team's dissociated approach to European security has had the general
effect of disorganizing the existing stock of geopolitical knowledge.

The administration's embrace of the pro-enlargement view proceeded in
an ungainly two-step process. First, by late 1993 expectations of
quick economic and political reform in Russia had acquired a thick
patina of doubt, inspiring the new elites in Central Europe to
remember their histories. Their subsequent ministrations to
Washington were not entirely welcome to Clinton administration
principals, who had until then ignored NATO (and other traditional
U.S. alliances, too) in favor of assertive multilateralism,
democratic enlargement, and other catchy-sounding substitutes for
geopolitical thinking. These ministrations led, however, to the
deliberately off-putting episode of the Partnership for Peace, a
halfway-house of both commitment and understanding that ended up
assuming more substance than its authors probably intended, for fast
on the heels of the Partnership came the growing American policy
debacle in Bosnia. The administration's subsequent embrace of NATO
enlargement seems to have come partly from concern to repair the
damage done by its mistakes there. This repair job was undertaken
despite the fact that it contradicted U.S. policy of pragmatic
partnership with Russia.

In other words, U.S. policy toward Bosnia formed reactively, in
isolation from any sense of a general U.S. policy toward Europe,
eventually endangering NATO; and then U.S. policy toward NATO formed
reactively, in isolation from its implications for U.S. policy toward
Russia, eventually endangering partnership. This was a perfectly
backwards way of thinking about European security, but we have been
backing into that subject for so long now that it has become for many
an unconscious habit. We need to turn around and face front: The real
issue is not how large NATO needs to be, but how large the American
role in Europe needs to be to assure European security after the Cold
War. It really is important to start with the right question.

If it is to be successful, security policy must respond realistically
to the level of threat. In the case of security guarantees offered to
distant allies, that sense of realism turns on two factors: how
serious the threat is, and the extent to which one's allies can meet
it on their own. Clearly, then, what Europeans themselves do now that
the Cold War's constraints are gone will have a major impact on the
problem at hand. Whether the new democracies of Central Europe become
going concerns, and what becomes of efforts to create European
political union are clearly the two key factors involved.

To the extent that Europe coheres politically and inclusively, it
should dampen internal conflict, embed Germany safely in a
multinational diplomatic cushion, and provide both an economic and
social basis for Europe to manage more of its own security problems.
If Europe does not cohere, or if the core EU countries "deepen" their
association at the expense of Central Europe, then a less benign
result may be expected. This is not the place to examine all possible
European security environments that may arise over the next few
decades; the point is simply that planning the U.S.-led facet of the
European security equation--NATO--cannot proceed in isolation from
consideration of other integrally European facets.

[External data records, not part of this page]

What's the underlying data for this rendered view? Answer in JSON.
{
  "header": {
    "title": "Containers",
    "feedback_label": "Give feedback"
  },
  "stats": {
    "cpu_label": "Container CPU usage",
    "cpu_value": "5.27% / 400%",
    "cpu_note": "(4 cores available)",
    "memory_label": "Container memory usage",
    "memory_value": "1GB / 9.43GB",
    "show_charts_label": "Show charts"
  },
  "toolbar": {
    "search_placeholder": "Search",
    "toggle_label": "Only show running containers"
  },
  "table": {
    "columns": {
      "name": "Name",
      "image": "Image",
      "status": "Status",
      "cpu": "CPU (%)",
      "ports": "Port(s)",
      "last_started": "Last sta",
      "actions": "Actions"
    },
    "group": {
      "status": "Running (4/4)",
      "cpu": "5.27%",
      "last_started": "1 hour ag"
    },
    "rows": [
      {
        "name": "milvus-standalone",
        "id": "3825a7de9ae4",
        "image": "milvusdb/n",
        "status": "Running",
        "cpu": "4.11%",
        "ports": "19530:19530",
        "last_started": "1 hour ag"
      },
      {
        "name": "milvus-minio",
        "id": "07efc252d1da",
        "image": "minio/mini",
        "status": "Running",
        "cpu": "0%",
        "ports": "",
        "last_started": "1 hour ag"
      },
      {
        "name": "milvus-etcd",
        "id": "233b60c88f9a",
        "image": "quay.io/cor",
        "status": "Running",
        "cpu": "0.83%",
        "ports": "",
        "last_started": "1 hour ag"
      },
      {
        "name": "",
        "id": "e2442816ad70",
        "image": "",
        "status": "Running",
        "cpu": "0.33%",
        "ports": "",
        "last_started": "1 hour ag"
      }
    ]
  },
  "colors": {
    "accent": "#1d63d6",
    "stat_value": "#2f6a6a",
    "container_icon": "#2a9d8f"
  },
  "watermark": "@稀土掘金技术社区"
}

The future of European integration and the future of NATO are each a
function of the other, in the sense that the ideal extent of the
American security role in Europe is that required portion that is
left after what the Europeans themselves provide. The Europeans could
do much more for themselves than they do at present if a more
autonomous NATO-European pillar within the alliance were to develop
in tandem with a wider inter-governmental European Union. If it does,
the United States could, and should, still contain both Germany and
fears of Germany, and offset Russian strategic forces. But Europe
could, and should, assume more of the political and conventional
military burden for balancing Russia, and for keeping its own house
in order. This defines the difference between Copernican and
Ptolemaic conceptions of the U.S. orb in Europe--the former includes
America as a part of that world, but not as its center, as the latter
would have it.

Essay Types: Essay